The correction in the Dow Jones Industrials (DJINDICES:^DJI) has made many U.S. investors nervous about whether the long bull market is finally coming to an end. For international investors, though, the question is whether overseas markets are at even greater risk of a big decline. In particular, after two years of much stronger performance than the Dow Jones Industrials, Japan's Nikkei 225 (NIKKEIINDICES: ^NI225) has lost almost 15% of its value since mid-August, including a nearly 500-point drop for the index overnight on Thursday. For those invested in Japanese stocks, the biggest fear is whether an end to Japan's outperformance could come sooner rather than later and take a big bite out of their long-term returns.
Japan has dominated the U.S. lately...
The Nikkei has definitely had the upper hand on the Dow over the past few years. As you can see in the chart below, Japan's key benchmark has nearly doubled since late 2012, while the Dow has made do with about a 20% gain.

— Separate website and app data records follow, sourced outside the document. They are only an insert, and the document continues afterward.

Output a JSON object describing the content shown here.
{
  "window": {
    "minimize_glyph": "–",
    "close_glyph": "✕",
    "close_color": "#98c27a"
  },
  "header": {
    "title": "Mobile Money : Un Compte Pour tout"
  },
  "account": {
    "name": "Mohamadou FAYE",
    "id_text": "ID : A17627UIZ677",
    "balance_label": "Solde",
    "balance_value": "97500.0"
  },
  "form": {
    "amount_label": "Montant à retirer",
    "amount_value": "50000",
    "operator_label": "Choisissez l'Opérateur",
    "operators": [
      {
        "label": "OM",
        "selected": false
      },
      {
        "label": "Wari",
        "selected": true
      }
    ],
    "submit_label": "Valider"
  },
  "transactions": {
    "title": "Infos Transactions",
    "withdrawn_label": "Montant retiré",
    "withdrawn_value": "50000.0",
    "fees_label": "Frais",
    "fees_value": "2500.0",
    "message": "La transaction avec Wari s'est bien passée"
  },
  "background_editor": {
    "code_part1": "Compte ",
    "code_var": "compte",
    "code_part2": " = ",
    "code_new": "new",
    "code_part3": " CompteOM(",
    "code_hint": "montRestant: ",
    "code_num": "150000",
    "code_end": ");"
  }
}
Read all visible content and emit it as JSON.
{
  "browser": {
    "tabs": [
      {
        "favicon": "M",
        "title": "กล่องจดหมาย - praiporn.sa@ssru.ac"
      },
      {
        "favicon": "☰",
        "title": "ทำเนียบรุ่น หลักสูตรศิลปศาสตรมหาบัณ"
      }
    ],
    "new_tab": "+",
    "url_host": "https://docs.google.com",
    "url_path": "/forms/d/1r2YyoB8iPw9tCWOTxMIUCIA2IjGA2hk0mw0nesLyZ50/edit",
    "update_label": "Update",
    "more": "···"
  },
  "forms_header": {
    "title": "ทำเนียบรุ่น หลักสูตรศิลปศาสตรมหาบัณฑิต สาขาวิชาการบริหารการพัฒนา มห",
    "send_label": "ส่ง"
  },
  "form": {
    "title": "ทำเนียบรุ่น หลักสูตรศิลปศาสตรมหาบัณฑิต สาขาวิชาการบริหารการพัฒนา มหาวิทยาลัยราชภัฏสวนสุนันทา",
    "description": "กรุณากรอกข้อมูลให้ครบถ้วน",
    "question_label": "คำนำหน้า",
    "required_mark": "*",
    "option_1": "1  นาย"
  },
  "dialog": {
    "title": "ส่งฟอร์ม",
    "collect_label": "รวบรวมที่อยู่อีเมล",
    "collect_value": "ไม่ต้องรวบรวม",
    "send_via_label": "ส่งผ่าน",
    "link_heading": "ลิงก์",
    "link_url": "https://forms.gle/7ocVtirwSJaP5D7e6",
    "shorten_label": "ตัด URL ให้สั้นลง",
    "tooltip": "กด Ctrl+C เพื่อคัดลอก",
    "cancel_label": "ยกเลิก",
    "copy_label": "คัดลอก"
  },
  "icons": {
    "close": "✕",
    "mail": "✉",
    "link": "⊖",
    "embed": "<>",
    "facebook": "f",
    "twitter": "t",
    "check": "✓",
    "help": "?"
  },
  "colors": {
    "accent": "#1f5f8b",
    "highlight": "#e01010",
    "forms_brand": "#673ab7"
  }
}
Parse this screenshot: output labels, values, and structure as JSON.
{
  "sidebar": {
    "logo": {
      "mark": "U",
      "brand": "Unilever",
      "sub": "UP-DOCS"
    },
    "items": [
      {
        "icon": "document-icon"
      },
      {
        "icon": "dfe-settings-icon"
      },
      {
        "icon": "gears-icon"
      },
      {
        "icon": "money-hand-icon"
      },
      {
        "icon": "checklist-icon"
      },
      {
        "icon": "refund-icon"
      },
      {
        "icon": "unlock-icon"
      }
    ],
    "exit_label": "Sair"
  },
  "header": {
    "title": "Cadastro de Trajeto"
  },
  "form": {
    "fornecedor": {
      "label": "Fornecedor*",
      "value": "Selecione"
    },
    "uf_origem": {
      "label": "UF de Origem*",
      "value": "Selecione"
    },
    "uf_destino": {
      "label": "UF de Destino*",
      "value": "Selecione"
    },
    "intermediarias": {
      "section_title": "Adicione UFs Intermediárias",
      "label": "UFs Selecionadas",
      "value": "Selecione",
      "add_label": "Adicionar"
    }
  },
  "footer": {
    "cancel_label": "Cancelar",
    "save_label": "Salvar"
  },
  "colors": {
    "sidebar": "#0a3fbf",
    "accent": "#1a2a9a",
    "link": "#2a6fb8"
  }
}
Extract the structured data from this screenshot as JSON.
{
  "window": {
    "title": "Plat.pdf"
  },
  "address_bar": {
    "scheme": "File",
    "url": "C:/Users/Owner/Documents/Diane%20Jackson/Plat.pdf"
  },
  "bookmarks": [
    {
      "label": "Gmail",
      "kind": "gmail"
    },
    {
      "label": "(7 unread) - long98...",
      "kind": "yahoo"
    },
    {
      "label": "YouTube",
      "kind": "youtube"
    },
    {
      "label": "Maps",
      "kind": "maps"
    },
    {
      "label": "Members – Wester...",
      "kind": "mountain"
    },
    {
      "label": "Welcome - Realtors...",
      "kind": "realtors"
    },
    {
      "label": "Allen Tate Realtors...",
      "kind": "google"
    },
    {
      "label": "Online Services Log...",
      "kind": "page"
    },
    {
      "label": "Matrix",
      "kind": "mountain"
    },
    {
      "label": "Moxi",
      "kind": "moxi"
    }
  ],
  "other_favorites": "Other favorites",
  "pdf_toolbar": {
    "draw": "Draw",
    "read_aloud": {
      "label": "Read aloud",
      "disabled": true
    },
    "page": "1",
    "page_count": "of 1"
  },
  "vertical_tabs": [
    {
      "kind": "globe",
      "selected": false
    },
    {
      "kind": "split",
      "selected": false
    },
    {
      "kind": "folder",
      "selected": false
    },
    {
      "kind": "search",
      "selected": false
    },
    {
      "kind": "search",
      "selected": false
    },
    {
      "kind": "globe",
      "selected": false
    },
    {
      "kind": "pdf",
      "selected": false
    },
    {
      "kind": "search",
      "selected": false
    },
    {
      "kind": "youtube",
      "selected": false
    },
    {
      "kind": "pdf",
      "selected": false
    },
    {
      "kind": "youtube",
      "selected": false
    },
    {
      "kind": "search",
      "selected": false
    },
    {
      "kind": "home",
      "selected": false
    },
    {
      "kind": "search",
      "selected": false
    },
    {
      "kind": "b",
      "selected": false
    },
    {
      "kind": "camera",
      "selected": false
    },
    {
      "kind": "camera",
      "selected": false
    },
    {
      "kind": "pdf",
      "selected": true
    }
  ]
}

A huge amount of the relative gains in Japan have come from the strength in the U.S. dollar. Indeed, when you take a look at dollar-denominated measures of the Japanese stock market, you can see most of the outperformance evaporate. The iShares MSCI Japan ETF (NYSEMKT:EWJ), for example, is up just 20% over the past two years, reflecting the fact that the dollar has climbed from about 80 yen to as much as 125 yen.
The dollar's influence has had a fundamentally positive impact on many Japanese businesses. Exporters in particular have benefited from the weak yen, as they've been able to sell their goods overseas and translate their foreign-currency profits into a larger amount of local currency. The Japanese government has also made efforts to stimulate growth, with a combination of factors that include quantitative-easing-based asset purchases from the Bank of Japan and moves from Prime Minister Shinzo Abe to try to end the deflationary spiral that has held the island nation back for the past quarter-century.
... but uncertainty lies ahead
Still, Japan has had to deal with challenges as well. A new consumption tax threatened economic growth when it was implemented last year, taking money out of consumers' pockets and stifling spending. More recently, Abe has had to update his economic plan with more aggressive strategies, including a push toward encouraging population growth, cutting corporate taxes to spur greater industrial growth, and looking to strengthen the nation's Social Security programs.
Moreover, it's increasingly unclear whether the global quantitative easing experiment has actually been successful. Throughout Europe and Asia, various efforts to control interest rates have had only mixed results, and even the relative success of the U.S. hasn't led to unambiguous economic health. The Federal Reserve's reluctance to raise interest rates even slightly highlights the vulnerability of the market even here.
Finally, China has played a vital role in economic prospects throughout the Asia-Pacific region. As growth in the Chinese economy has decelerated, Japanese companies have started to lose a key source of demand, and if the emerging market is facing the prospect of having to accept economic expansion at a permanently slower rate, then Japan will have to adjust as well.
Japan faces many of the same challenges that the U.S. does, and dealing with them will be equally difficult. If its efforts succeed, though, then Japan's long bull market might yet have further to run despite its recent steep downturn.